NANCY ARMOUR, AP Sports Writer
Recognizing that complicated rules changes have led to new problems, NASCAR president Mike Helton said Saturday the series will return to its old way
of scoring cars on pit road under a caution.
The positions of the cars on the track will be "frozen" once the yellow flag waves, but Helton said pit lane will now be active. The change is
effective immediately, and will affect all three of NASCAR's top series.
"That's how we used to do it, and it's pretty black-and-white," Helton said.
Unlike many racing bodies, NASCAR does not revert back to the order of the last completed green-flag lap when there's a caution. Drivers used to race

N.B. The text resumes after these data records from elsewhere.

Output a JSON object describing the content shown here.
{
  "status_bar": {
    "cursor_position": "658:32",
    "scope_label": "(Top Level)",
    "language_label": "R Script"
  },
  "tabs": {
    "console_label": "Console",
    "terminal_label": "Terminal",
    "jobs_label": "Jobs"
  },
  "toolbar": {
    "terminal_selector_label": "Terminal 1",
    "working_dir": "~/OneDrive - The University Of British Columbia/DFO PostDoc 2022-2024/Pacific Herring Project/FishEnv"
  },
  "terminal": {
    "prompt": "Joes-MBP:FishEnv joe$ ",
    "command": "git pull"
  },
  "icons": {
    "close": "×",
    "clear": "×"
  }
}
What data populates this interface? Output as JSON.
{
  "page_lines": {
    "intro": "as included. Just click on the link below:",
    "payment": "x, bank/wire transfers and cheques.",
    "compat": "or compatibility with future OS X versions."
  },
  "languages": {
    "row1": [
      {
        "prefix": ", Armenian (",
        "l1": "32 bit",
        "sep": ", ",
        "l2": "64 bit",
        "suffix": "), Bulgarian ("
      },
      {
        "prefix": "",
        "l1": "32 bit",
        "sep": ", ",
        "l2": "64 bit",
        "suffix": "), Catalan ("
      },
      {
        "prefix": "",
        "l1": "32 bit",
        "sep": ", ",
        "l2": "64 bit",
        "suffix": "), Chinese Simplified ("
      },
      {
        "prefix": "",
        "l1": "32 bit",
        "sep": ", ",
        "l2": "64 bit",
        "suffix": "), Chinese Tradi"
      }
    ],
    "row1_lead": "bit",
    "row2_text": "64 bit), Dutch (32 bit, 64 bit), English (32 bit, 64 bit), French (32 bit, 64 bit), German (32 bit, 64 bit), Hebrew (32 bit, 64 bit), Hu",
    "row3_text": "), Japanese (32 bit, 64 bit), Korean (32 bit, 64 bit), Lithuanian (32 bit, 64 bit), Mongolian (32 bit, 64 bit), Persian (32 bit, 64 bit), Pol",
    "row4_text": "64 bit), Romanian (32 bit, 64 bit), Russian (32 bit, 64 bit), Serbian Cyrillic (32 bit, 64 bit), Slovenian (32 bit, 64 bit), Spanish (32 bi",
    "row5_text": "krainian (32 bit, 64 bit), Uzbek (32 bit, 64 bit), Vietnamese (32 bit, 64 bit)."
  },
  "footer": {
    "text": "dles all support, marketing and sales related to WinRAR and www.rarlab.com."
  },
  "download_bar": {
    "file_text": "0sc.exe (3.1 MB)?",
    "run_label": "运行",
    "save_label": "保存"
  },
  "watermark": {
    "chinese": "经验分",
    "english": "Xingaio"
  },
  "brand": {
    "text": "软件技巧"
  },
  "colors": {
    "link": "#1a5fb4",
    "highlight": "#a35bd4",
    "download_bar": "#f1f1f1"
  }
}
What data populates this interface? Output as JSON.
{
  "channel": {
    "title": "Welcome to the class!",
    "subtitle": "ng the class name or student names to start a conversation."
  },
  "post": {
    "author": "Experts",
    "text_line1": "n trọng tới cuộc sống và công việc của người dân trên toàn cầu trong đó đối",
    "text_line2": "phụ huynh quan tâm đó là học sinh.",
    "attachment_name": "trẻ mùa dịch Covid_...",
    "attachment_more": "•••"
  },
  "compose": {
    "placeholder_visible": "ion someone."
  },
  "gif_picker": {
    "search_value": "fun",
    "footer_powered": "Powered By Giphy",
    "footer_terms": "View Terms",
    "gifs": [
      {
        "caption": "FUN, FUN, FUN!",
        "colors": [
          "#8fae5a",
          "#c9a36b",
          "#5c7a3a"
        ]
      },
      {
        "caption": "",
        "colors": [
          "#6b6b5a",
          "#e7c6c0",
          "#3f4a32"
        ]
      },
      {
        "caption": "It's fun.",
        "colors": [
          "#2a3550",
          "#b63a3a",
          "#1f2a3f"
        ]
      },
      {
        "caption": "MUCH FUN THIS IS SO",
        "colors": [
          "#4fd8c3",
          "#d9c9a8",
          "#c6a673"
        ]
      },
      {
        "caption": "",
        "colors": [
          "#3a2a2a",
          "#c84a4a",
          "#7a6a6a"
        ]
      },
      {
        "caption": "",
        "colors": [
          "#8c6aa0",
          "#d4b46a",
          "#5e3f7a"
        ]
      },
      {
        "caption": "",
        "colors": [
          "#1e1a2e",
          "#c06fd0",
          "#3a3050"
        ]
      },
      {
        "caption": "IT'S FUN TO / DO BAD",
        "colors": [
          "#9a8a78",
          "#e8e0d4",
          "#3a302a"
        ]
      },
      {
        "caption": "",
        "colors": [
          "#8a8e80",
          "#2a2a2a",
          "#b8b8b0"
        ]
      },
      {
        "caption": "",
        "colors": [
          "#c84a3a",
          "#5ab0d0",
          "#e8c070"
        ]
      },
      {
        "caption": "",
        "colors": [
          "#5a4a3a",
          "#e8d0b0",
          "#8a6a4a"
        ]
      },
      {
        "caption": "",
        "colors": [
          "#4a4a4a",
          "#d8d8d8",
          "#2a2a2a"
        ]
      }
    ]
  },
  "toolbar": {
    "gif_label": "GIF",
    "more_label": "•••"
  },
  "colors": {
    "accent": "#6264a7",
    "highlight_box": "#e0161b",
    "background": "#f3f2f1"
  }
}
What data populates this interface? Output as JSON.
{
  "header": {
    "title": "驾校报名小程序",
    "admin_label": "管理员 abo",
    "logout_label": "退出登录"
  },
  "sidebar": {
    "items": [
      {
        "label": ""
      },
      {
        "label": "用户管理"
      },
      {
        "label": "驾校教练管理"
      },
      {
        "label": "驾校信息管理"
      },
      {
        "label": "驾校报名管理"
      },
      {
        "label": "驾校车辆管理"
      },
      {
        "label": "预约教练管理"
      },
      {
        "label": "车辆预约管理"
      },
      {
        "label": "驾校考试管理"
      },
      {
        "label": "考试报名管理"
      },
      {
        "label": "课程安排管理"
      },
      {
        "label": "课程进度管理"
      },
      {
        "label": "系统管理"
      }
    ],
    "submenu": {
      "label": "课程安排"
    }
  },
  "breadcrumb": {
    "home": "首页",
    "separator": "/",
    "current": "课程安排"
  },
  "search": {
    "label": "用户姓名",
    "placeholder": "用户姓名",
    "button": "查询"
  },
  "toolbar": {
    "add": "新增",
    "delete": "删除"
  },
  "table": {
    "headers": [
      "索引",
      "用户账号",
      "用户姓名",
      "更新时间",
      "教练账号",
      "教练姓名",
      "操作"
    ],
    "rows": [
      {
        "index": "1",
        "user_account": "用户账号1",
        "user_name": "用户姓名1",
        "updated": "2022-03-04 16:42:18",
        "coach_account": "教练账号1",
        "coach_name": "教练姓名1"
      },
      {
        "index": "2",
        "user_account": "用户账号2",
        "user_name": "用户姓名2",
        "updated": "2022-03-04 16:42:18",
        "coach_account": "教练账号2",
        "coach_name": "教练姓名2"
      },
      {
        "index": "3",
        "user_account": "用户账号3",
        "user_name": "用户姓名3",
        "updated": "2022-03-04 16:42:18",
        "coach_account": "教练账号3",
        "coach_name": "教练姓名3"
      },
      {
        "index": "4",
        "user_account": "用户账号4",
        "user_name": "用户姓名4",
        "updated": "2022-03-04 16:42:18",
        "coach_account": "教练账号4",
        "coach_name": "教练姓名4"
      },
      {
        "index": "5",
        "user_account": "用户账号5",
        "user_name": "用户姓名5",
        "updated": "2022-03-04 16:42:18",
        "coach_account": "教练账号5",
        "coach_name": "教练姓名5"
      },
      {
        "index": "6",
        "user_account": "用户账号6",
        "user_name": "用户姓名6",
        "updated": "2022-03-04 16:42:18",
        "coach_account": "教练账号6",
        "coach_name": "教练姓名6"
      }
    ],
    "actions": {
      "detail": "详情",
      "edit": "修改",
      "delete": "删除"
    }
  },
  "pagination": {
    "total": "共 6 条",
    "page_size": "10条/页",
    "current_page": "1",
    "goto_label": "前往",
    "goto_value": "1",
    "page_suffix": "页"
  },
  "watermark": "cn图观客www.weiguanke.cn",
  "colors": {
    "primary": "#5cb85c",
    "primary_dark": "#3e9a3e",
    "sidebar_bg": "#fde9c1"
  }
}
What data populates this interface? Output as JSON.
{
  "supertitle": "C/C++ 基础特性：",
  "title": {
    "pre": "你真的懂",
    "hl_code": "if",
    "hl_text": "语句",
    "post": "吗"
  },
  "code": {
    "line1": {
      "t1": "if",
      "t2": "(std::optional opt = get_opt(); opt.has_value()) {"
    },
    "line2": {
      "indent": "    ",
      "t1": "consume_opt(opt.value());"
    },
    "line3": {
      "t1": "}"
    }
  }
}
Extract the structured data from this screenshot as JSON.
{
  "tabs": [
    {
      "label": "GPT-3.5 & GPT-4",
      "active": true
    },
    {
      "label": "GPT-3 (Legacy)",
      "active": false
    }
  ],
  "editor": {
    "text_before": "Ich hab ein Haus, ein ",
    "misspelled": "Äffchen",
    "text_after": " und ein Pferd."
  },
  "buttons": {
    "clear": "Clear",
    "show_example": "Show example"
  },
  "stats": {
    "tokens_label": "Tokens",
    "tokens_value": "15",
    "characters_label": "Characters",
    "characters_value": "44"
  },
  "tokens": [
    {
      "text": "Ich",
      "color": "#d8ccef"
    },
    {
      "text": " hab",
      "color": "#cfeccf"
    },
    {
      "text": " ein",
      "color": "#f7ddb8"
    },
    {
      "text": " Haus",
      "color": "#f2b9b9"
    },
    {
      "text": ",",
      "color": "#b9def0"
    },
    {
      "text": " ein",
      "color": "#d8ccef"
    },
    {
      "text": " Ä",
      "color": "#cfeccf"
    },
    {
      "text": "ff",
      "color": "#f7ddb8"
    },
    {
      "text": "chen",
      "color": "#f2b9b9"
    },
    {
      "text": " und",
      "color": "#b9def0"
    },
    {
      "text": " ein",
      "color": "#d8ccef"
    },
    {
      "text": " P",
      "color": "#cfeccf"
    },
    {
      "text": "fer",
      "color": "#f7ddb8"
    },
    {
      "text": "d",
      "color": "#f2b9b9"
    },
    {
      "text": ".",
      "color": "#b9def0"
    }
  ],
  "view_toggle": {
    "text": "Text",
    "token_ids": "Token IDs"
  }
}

to the finish line when a yellow flag came out, but NASCAR scrapped that practice last fall for safety considerations.
Instead, NASCAR decided to "freeze the field" under caution. The change has caused much debate -- and confusion -- over how to freeze the drivers'
position, and Helton was forced to apologize after drivers at the MBNA 400 in Dover ran 24 laps under caution while officials struggled to figure out
the correct order of cars.
Under the change announced Saturday, a car pitting behind the start-finish line when the caution comes out must reach that line before the lead car
gets to the same point on the track. If it doesn't, it loses a lap to the leader.
Cars pitting in front of the start-finish line have to reach the pit road exit line before the lead car reaches the same point on the track to stay on
the lead lap. Antennas and cameras will be used to ensure proper scoring.
And speeding during a caution period, whether on the track or on pit road, won't be tolerated, Helton said.
"If the leader on the racetrack does not reasonably slow down, then he'll be penalized by starting at the tail end of the longest line," Helton said.
"If you speed to beat the leader ... you'll lose that opportunity to get back ahead of him and you'll also be at the tail end of the longest line.
"We're not penalizing anybody a lap for speeding," Helton added. "The speeding penalty is the same. The question becomes is whether or not you get to
maintain that lap ahead of the leader or if you have to go behind him."
Helton also said NASCAR has been looking "very, very hard," at going to some version of what's called a green-white-checkered finish. When the white
flag signifying one lap to go is waved, following a late caution flag, drivers would be assured a certain number of racing laps to the finish.
"The compromise of the pros and cons of green-white-checkereds is a balance we've had to look at and decide which is better," Helton said. "Certainly
there's a willingness to change if something's not right. But I think NASCAR's typical style of doing things is to try to get it such that in just two
or three weeks we're not going to change it again."
Four of the last nine NASCAR Nextel Cup races have ended under caution, meaning the drivers did not get to race to the finish but ended the day
driving slowly behind the pace truck. That didn't make the drivers or the fans happy.
Fans were particularly enraged with the finish under caution at Talladega. Under NASCAR's new "freezing the field" rule, Dale Earnhardt Jr. was first
posted to the front when the caution came out on lap 184 of the 188-lap race. But replays showed Jeff Gordon's No. 24 Chevrolet was about
three-quarters of a car length ahead, and he was put in front.
With fans booing and throwing beer cans and food onto the track, Gordon drove slowly to the finish behind the pace truck and just ahead of Earnhardt.
"That's not what caused us to change our minds," Helton said. "What's causing us to change it is the multitude of fans who were civil enough not to
throw stuff but said, `Hey look, it would be nice if these things finished under green.' And we agree with them. It would be nice."
The truck series is currently NASCAR's only series that has the green-white-checkered rule.